The apparent devaluation will not bring about any affirmative result that compelled CBN in first place to devalue naira. Nigeria had passed through this path before and it did not make a difference nor did it change the economic paradigm of the nation in good trends. The problem with Nigerian economy is beyond the application of monetary policy and in this case the devaluation of naira. Nigeria has major structural problem that cannot be rectify by artificial depreciation of the naira. The problem with country's economy is over reliance on oil and by thinking that the party will last forever. The idea of diversification is a lip service given by policy makers as the country is busy chasing a shadow that is merely a mirage. A nation cannot become economically independent by exporting one commodity with a weak currency which will eventually attract IMF's neo-liberal policies. As the country implement neo-liberal policies, it will not stop with devaluation of naira, the shrinking of spending on social program will follow put including the removal of fuel subsidy and banning of importation of many essential commodities. The government will balance the budget on the back of the poor people of Nigeria and suffering will geometrically increase.

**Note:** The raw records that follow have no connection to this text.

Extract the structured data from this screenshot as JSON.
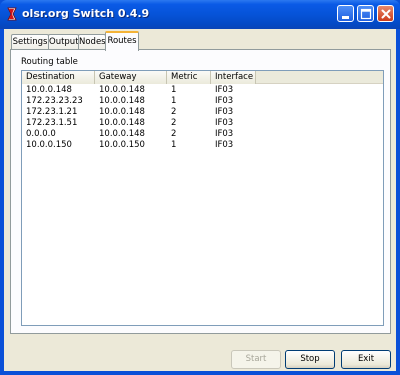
{
  "window": {
    "title": "olsr.org Switch 0.4.9",
    "colors": {
      "titlebar": "#0653d8",
      "tab_highlight": "#f4b337",
      "face": "#ece9d8"
    }
  },
  "tabs": [
    {
      "label": "Settings"
    },
    {
      "label": "Output"
    },
    {
      "label": "Nodes"
    },
    {
      "label": "Routes",
      "selected": true
    }
  ],
  "routes_panel": {
    "section_label": "Routing table",
    "columns": [
      "Destination",
      "Gateway",
      "Metric",
      "Interface"
    ],
    "rows": [
      [
        "10.0.0.148",
        "10.0.0.148",
        "1",
        "IF03"
      ],
      [
        "172.23.23.23",
        "10.0.0.148",
        "1",
        "IF03"
      ],
      [
        "172.23.1.21",
        "10.0.0.148",
        "2",
        "IF03"
      ],
      [
        "172.23.1.51",
        "10.0.0.148",
        "2",
        "IF03"
      ],
      [
        "0.0.0.0",
        "10.0.0.148",
        "2",
        "IF03"
      ],
      [
        "10.0.0.150",
        "10.0.0.150",
        "1",
        "IF03"
      ]
    ]
  },
  "buttons": {
    "start": {
      "label": "Start",
      "enabled": false
    },
    "stop": {
      "label": "Stop",
      "enabled": true
    },
    "exit": {
      "label": "Exit",
      "enabled": true
    }
  },
  "icons": {
    "app": "olsr-app-icon",
    "minimize": "minimize-icon",
    "maximize": "maximize-icon",
    "close": "close-icon"
  }
}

The major contradiction coming form naira's devaluation is threat it posed to stabilizing inflation and the further erosion of domestic value of naira. Devaluation is another method of creating more money in the circulation especially with the weaken naira. With devaluation and subsequent enormous soft naira in circulation the prices of food, goods and services will go up; that will make the ugly hand of inflation to rigidly standout and making it more difficult to rein in inflation. Then CBN will restore to further mopping of the liquidity by tightening monetary tool, thereby jacking up interest rate which will conversely slow down the economic growth. No matter from which perspective or angle one looks at the naira devaluation its benefit is quite limited and there is no optimum quantifiable outcome. One thing it can do is to discourage importation, but Nigerians are already addicted to foreign products and travelling abroad; surely Nigerians will find a way to circumvent it and continue with their addictions.
The price of oil and foreign reserve have the propensity to be gyrating cyclically and using naira's devaluation to stabiles the economy is not logical at long term. It should be a tactical response to a momentarily problem but it is not strategically plausible to become the panacea. Nigerian economy is standing on a dislocated table that can be easily be pull down by forces of the market. The economy is growing at above 7 percent but without infrastructure and security the growth may not be sustainable.
CBN's chief Lamido Sanusi may do the public good and world economy good by devaluation that will make oil cheaper. It can be accepted for a short time but Nigeria may not necessarily be the beneficiary because Nigeria does not have arrays of commodities and finished products to export. This boils down on the lopsided economy and portrays how weak the manufacturing and agricultural sectors are in the country. The source of country's earning of foreign exchange must be expanded beyond oil export by diversification of the economy. This must be made perfectly clear to the policymakers that Nigeria cannot devalue her currency to a successful economy.